You may be familiar with the fig leaf used to censor the nether regions of Greek marble sculptures. They were applied to art pieces in the 1500s when the Catholic church in Italy deemed nudity to be obscene, instead of the symbol of purity it had been before. Since then, many of these pieces have been restored to their former intended nudity. But has the Western world returned to embracing nudity in art? The art censorship rampant on social media platforms suggests not. With nudity in photography, paintings, even pencil drawings, routinely getting removed from platforms by algorithms, are we in danger of being forced back into the medieval mindset of modesty?

How and why are social media platforms censoring art?

There has long been a debate on social media over what level of nudity is deemed “acceptable” to post. The #freethenipple campaign, now running for over a decade both in real life and social media, argues that where male-presenting nipples are permitted, female should be too. Currently, most social media platforms remove this right to expression from women, trans and non-binary people. However, platforms like Instagram claim to allow nudity in an artistic context. But content moderation is often carried out by AI algorithms. These aren’t humans with a capacity to think critically, so any whisper of nudity is removed, no matter the context. The more laws are brought in to punish social media platforms for showing harmful content, the more they sweep all content away that could be deemed sexual in nature, whether it is or not.

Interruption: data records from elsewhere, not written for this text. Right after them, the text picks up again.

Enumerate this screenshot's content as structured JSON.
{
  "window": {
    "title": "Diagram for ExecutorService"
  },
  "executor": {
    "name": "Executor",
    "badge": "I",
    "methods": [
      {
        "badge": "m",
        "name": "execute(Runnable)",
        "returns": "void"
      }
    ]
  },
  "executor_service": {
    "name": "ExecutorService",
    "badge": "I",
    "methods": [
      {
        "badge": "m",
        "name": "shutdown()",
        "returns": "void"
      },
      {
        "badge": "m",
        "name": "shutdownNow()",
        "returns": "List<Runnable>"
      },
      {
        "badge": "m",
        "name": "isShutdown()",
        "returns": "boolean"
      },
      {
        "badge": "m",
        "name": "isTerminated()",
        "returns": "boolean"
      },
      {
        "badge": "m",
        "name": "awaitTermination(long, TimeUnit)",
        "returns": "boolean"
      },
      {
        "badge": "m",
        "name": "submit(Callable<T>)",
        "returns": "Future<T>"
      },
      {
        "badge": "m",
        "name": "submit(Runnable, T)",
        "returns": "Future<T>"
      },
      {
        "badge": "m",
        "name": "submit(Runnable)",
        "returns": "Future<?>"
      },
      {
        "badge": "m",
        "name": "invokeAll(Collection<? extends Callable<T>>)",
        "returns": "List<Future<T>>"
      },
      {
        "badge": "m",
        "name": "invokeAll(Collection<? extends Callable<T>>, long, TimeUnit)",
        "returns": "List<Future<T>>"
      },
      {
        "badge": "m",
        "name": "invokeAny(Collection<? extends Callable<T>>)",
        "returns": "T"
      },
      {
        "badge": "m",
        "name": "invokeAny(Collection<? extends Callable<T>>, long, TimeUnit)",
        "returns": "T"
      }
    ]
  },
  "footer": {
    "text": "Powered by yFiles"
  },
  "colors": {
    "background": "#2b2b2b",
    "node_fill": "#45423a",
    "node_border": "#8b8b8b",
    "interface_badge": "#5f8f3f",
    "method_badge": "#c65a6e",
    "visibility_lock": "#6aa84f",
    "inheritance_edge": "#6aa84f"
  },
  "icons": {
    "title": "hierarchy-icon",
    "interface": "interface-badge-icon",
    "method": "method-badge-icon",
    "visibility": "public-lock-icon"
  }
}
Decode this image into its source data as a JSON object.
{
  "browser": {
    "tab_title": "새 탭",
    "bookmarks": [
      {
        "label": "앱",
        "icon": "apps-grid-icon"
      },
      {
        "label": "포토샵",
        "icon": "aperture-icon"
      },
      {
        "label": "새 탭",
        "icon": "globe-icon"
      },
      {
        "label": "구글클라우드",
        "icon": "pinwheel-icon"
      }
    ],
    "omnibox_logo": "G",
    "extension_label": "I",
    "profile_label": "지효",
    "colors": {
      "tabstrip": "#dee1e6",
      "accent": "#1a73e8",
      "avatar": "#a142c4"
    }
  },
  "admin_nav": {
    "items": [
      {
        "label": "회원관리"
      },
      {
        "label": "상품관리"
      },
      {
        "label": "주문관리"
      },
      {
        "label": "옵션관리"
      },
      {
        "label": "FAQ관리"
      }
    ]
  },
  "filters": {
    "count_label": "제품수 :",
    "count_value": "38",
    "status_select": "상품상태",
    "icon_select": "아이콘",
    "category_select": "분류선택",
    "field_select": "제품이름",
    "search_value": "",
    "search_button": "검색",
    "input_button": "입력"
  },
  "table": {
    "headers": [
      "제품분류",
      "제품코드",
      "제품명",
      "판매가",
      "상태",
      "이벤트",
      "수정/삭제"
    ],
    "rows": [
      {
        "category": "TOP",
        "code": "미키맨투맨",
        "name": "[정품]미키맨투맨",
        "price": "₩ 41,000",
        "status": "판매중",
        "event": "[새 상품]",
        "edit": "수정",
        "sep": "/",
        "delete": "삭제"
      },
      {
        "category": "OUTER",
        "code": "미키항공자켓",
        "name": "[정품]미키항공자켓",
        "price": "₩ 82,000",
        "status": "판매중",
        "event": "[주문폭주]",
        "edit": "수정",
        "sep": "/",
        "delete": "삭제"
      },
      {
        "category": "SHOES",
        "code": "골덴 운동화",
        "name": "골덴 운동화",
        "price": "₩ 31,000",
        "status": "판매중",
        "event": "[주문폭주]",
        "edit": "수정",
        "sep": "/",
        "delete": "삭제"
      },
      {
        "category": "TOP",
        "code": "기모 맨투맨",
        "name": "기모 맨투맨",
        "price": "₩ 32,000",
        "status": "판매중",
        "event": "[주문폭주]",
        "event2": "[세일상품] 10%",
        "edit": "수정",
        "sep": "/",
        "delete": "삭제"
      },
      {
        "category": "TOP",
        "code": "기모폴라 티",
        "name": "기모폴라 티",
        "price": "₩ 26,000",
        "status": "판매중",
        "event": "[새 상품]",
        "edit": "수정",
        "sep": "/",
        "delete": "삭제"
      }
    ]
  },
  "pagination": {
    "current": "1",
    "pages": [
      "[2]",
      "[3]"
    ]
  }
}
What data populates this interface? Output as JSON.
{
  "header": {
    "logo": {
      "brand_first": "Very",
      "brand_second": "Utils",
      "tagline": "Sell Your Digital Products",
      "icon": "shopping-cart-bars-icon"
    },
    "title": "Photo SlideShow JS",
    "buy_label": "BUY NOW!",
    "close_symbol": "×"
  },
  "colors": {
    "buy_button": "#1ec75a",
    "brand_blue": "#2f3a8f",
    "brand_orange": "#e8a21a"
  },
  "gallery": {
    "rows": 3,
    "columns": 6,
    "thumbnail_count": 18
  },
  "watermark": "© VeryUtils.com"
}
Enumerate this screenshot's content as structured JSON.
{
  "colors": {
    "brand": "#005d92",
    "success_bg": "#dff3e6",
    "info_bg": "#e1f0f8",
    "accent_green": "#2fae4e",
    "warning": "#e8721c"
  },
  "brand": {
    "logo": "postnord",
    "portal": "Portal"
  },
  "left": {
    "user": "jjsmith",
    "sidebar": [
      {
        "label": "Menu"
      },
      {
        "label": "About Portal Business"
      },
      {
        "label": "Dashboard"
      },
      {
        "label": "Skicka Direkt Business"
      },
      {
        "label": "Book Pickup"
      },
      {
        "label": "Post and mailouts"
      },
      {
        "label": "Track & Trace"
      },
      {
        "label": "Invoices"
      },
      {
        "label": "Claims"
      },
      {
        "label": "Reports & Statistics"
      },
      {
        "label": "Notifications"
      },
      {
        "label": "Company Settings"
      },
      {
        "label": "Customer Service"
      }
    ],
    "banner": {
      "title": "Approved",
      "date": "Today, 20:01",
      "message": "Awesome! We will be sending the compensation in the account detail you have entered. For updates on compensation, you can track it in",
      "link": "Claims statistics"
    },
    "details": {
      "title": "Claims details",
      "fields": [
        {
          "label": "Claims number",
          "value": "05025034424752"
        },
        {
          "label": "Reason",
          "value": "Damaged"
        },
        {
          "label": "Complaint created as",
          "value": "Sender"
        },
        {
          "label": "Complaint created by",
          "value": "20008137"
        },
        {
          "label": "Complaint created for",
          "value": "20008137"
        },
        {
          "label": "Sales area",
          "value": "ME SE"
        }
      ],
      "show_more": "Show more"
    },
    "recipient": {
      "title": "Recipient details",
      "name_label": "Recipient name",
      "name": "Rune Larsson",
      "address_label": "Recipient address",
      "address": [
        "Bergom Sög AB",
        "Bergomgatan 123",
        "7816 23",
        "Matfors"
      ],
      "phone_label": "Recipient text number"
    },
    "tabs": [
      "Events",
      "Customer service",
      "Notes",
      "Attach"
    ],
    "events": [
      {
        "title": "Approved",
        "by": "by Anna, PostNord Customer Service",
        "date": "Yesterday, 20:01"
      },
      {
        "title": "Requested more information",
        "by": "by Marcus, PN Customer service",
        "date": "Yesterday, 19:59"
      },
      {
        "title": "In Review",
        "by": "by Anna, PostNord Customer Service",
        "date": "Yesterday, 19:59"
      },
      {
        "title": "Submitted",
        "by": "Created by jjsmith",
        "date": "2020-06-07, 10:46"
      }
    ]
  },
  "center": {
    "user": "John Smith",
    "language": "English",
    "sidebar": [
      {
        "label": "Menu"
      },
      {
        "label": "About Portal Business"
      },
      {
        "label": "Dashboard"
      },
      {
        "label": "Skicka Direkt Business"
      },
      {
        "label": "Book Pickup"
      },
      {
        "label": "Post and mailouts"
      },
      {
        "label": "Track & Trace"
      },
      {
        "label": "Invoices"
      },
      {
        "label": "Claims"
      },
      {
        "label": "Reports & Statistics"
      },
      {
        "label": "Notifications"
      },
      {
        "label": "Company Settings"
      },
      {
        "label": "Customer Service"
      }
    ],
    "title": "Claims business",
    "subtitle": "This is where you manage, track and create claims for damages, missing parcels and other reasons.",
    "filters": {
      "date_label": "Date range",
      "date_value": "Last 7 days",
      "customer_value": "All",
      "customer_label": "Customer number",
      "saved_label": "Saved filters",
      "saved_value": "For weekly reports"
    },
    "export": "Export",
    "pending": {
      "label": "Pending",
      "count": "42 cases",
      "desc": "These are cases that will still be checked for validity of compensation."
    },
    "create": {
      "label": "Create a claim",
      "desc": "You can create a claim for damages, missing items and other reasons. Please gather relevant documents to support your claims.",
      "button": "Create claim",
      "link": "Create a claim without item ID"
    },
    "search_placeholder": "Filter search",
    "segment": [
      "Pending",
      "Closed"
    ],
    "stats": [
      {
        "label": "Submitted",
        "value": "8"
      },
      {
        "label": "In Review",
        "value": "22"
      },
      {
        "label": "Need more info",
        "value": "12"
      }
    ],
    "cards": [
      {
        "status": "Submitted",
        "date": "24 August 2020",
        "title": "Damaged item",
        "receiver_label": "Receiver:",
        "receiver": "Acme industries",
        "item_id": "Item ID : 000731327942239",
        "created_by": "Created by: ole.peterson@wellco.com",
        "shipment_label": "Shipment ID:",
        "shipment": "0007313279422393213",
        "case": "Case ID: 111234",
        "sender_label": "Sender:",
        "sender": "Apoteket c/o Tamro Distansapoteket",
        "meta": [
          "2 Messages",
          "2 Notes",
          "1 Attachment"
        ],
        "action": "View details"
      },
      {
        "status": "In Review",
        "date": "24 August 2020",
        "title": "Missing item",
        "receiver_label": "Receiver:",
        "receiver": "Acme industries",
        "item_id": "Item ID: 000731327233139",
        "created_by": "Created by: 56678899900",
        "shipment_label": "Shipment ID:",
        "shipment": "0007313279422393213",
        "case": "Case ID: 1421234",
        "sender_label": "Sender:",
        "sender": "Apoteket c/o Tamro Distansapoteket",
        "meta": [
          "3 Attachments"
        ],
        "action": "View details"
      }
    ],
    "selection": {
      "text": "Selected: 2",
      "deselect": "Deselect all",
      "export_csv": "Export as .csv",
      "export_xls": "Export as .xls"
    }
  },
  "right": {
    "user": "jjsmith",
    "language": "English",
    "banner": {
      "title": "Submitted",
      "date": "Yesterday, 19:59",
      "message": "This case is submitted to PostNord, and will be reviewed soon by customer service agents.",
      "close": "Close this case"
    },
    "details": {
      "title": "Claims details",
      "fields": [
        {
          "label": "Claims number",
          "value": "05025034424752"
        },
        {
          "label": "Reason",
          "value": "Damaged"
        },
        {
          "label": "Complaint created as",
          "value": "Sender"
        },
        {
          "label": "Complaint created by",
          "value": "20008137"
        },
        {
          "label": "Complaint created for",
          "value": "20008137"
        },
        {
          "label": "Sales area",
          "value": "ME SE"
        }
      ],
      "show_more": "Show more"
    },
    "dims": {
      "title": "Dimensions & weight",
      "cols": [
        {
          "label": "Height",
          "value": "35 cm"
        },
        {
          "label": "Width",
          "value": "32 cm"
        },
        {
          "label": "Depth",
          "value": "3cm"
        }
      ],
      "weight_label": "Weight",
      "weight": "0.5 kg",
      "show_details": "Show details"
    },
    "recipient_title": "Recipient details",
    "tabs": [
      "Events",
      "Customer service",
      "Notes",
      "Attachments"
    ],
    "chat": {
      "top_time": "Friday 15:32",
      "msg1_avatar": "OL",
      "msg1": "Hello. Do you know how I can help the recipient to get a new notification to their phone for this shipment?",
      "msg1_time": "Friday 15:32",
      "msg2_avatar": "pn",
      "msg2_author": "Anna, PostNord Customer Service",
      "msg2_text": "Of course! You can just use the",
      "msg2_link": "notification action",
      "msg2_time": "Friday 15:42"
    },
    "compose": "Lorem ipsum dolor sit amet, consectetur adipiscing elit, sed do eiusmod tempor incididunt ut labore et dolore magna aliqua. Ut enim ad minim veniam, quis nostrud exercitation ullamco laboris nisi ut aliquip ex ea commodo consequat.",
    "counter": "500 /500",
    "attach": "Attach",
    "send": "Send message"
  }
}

I’ll give you a couple of examples of algorithmic failure. A silly one is Twitter‘s banning of a bird charity for repeatedly posting woodcock photos. If you hadn’t guessed, a woodcock is a species of bird. But the vaguely suggestive name was suspected to have been deemed unacceptable by the content moderation system. Off the platform it was booted. Then we’ve got the case of the poster for Pedro Almodóvar’s film Madres Paralelas getting taken down for featuring a lactating female nipple. Despite the poster clearly presenting the nudity in an “artistic context”, it was not safe from a prompt removal. Almodóvar took to his brother’s Twitter account to speak out against censorship by algorithms:. “You must be alert before the machines decide what we can do and what we cannot do.”

Obviously, this system has a terrible impact on an artist’s career.

As seemingly everything in our lives move online, so does the art world. Social media allowed artists to share their work with wider audiences, gain a greater following, and access opportunities they may not have been able to otherwise. However, it can also harm their careers in unexpected ways. The algorithm can label an artist’s work as “obscene”. This leads to post removals, shadowbans and account bans, resulting in loss of audience and opportunities. The artist Tiffany Cole describes this issue to The Art Newspaper:. “How are we supposed to work in this environment, when our paintings and censored photographs are deemed too harmful to share? If a gallery is unable to share the work of the artists they choose then we can’t pretend this does not have an effect on who they may choose to work with.”

But has the Western world returned to embracing nudity in art?

My focus in this post has been on nudity in art, but the censorship spreads further than that. Emma Shapiro, an American artist, writer, activist and “Editor-At-Large” of the Don’t Delete Art campaign tells Hyperallergic:. “There’s definitely some artists who are voicing certain politics with their artwork who are being hit with certain kinds of suppression based on the text that goes with their artwork…”. The gallery of censored art on the Don’t Delete Art website features some pieces that seem like unlikely censorship candidates, but were taken down for one reason or another. The massively famous like Almodóvar have enough of a following to appeal against censorship decisions, but many do not.

Even the way art is made is being warped by these censorship trends.

In a piece for The Art Newspaper, Emma Shapiro discusses the way artists are changing how they make and present their art to survive in this world of censorship. From blurring and blocking out potentially problematic material, to incorporating elements to shield work from the algorithm, artists are trying their best to get their work seen. Even posts about art shows in real-life need to be censored for the internet. Artists are having to limit themselves creatively because “Internet visibility has largely superseded in-person art experiences”. With the highly controversial rise of AI-generated art now threatening the already precarious livelihoods of artists, is this shift of the art world online sustainable? Are we going to lose swathes of artists who can’t get their work seen, and quit making art to survive?

The relationship between social media and the way we consume art needs to change.

The human need for artistic expression is yet another reason we need to break up with social media. LifeBonder‘s ethos is that life lived in reality, in the mesaverse rather than the metaverse, is life better lived. Actively seeking out art in real galleries/shows/museums, let’s us have a deeper connection with the art we consume. The artists can then present what they intend, not what they’re pressured to. Social media provides artists with a wider audience, but reduces their art to something to ‘like’ and scroll past. It’s forgotten immediately. It’s washed away in a sea of everything, the tides an algorithmic mess. Artists deserve to have their work seen in reality, and should be given more opportunities to do so.

Polly Cumming

Polly Cumming is a British literary graduate keen on writing about human existence in this moment in time. She's thrilled to see some positive change in the world of social media.